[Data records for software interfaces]
──────────

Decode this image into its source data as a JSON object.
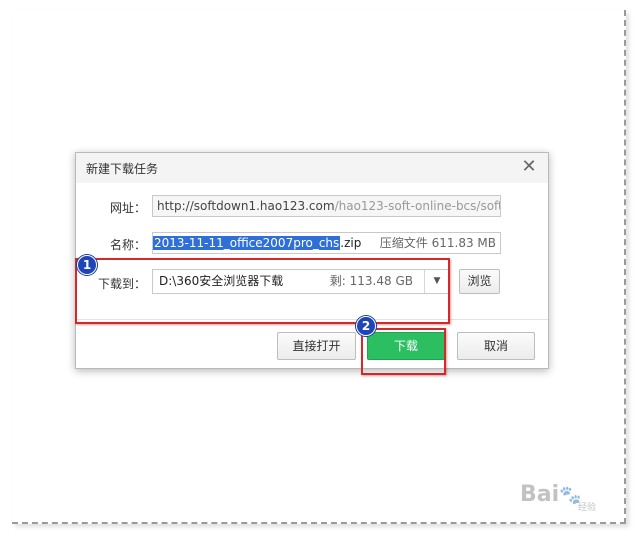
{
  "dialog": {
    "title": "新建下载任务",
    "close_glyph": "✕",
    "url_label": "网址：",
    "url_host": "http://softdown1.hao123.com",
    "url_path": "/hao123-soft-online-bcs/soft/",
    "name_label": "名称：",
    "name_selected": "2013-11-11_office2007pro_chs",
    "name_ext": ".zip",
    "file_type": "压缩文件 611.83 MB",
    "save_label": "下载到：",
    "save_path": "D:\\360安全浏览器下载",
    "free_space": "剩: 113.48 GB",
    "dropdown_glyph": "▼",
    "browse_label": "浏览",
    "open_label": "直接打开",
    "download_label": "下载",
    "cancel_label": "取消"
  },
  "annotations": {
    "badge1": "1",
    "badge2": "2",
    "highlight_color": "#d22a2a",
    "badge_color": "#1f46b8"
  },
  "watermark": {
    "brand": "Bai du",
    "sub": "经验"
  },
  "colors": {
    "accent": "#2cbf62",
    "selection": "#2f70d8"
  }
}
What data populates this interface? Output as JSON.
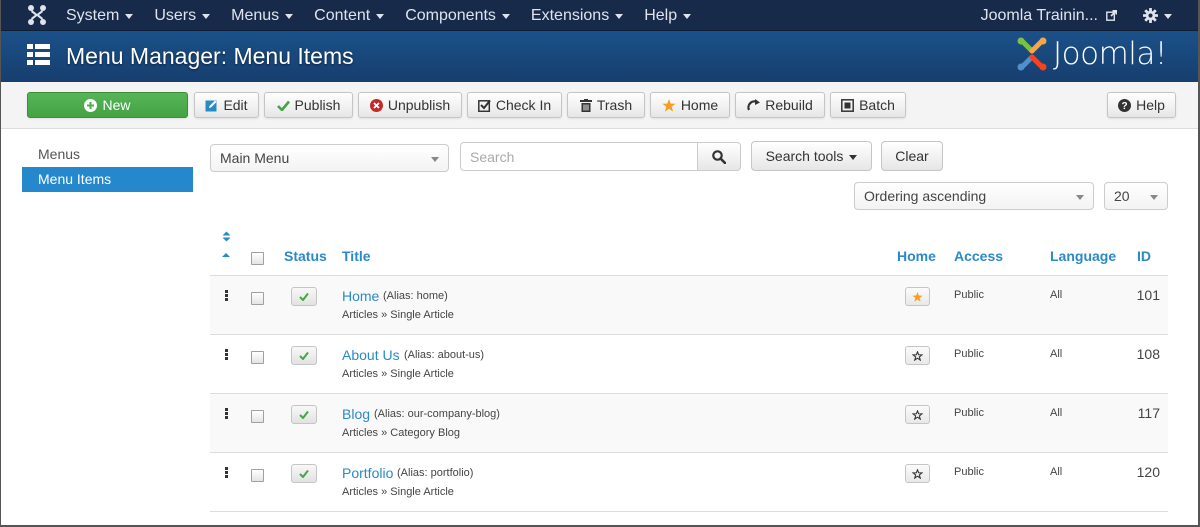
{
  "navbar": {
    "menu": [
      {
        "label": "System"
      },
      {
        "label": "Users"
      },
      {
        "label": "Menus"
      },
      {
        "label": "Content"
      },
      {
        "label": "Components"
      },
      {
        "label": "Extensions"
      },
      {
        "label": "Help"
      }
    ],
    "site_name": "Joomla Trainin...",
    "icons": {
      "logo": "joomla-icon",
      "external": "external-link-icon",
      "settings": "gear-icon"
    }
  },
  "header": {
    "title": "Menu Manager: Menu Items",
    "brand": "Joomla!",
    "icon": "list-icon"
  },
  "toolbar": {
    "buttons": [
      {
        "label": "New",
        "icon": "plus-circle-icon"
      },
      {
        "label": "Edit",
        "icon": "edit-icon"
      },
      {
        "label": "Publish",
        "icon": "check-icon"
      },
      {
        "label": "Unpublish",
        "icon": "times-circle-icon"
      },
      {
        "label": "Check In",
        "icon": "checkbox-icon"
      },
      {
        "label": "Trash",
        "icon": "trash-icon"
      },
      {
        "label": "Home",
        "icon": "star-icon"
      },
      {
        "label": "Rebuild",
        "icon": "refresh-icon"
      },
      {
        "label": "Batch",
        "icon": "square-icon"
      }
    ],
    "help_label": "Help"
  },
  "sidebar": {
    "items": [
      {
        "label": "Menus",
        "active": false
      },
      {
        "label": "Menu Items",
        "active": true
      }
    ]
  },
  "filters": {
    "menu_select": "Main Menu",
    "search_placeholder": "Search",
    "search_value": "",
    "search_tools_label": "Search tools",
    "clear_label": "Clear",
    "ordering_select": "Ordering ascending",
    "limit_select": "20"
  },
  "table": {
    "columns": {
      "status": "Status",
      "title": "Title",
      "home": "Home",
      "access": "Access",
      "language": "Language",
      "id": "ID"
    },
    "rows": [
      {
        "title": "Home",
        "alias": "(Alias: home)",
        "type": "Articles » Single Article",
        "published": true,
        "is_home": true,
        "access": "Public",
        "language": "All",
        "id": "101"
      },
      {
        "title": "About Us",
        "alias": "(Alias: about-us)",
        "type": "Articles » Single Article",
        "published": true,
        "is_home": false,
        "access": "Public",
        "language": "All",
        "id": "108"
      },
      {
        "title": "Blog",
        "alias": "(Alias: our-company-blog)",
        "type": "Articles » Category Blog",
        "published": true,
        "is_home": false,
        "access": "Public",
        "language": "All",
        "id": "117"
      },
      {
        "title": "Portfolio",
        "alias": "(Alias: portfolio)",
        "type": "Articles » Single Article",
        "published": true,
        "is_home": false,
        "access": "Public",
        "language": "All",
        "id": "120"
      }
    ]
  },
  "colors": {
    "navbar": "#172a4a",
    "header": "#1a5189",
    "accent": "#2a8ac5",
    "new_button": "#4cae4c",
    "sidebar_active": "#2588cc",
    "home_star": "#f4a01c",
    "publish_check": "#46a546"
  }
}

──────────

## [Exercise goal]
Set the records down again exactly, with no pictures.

## [Task output]
Decode this image into its source data as a JSON object.
{
  "dialog": {
    "title": "新建下载任务",
    "close_glyph": "✕",
    "url_label": "网址：",
    "url_host": "http://softdown1.hao123.com",
    "url_path": "/hao123-soft-online-bcs/soft/",
    "name_label": "名称：",
    "name_selected": "2013-11-11_office2007pro_chs",
    "name_ext": ".zip",
    "file_type": "压缩文件 611.83 MB",
    "save_label": "下载到：",
    "save_path": "D:\\360安全浏览器下载",
    "free_space": "剩: 113.48 GB",
    "dropdown_glyph": "▼",
    "browse_label": "浏览",
    "open_label": "直接打开",
    "download_label": "下载",
    "cancel_label": "取消"
  },
  "annotations": {
    "badge1": "1",
    "badge2": "2",
    "highlight_color": "#d22a2a",
    "badge_color": "#1f46b8"
  },
  "watermark": {
    "brand": "Bai du",
    "sub": "经验"
  },
  "colors": {
    "accent": "#2cbf62",
    "selection": "#2f70d8"
  }
}
What data populates this interface? Output as JSON.
{
  "navbar": {
    "menu": [
      {
        "label": "System"
      },
      {
        "label": "Users"
      },
      {
        "label": "Menus"
      },
      {
        "label": "Content"
      },
      {
        "label": "Components"
      },
      {
        "label": "Extensions"
      },
      {
        "label": "Help"
      }
    ],
    "site_name": "Joomla Trainin...",
    "icons": {
      "logo": "joomla-icon",
      "external": "external-link-icon",
      "settings": "gear-icon"
    }
  },
  "header": {
    "title": "Menu Manager: Menu Items",
    "brand": "Joomla!",
    "icon": "list-icon"
  },
  "toolbar": {
    "buttons": [
      {
        "label": "New",
        "icon": "plus-circle-icon"
      },
      {
        "label": "Edit",
        "icon": "edit-icon"
      },
      {
        "label": "Publish",
        "icon": "check-icon"
      },
      {
        "label": "Unpublish",
        "icon": "times-circle-icon"
      },
      {
        "label": "Check In",
        "icon": "checkbox-icon"
      },
      {
        "label": "Trash",
        "icon": "trash-icon"
      },
      {
        "label": "Home",
        "icon": "star-icon"
      },
      {
        "label": "Rebuild",
        "icon": "refresh-icon"
      },
      {
        "label": "Batch",
        "icon": "square-icon"
      }
    ],
    "help_label": "Help"
  },
  "sidebar": {
    "items": [
      {
        "label": "Menus",
        "active": false
      },
      {
        "label": "Menu Items",
        "active": true
      }
    ]
  },
  "filters": {
    "menu_select": "Main Menu",
    "search_placeholder": "Search",
    "search_value": "",
    "search_tools_label": "Search tools",
    "clear_label": "Clear",
    "ordering_select": "Ordering ascending",
    "limit_select": "20"
  },
  "table": {
    "columns": {
      "status": "Status",
      "title": "Title",
      "home": "Home",
      "access": "Access",
      "language": "Language",
      "id": "ID"
    },
    "rows": [
      {
        "title": "Home",
        "alias": "(Alias: home)",
        "type": "Articles » Single Article",
        "published": true,
        "is_home": true,
        "access": "Public",
        "language": "All",
        "id": "101"
      },
      {
        "title": "About Us",
        "alias": "(Alias: about-us)",
        "type": "Articles » Single Article",
        "published": true,
        "is_home": false,
        "access": "Public",
        "language": "All",
        "id": "108"
      },
      {
        "title": "Blog",
        "alias": "(Alias: our-company-blog)",
        "type": "Articles » Category Blog",
        "published": true,
        "is_home": false,
        "access": "Public",
        "language": "All",
        "id": "117"
      },
      {
        "title": "Portfolio",
        "alias": "(Alias: portfolio)",
        "type": "Articles » Single Article",
        "published": true,
        "is_home": false,
        "access": "Public",
        "language": "All",
        "id": "120"
      }
    ]
  },
  "colors": {
    "navbar": "#172a4a",
    "header": "#1a5189",
    "accent": "#2a8ac5",
    "new_button": "#4cae4c",
    "sidebar_active": "#2588cc",
    "home_star": "#f4a01c",
    "publish_check": "#46a546"
  }
}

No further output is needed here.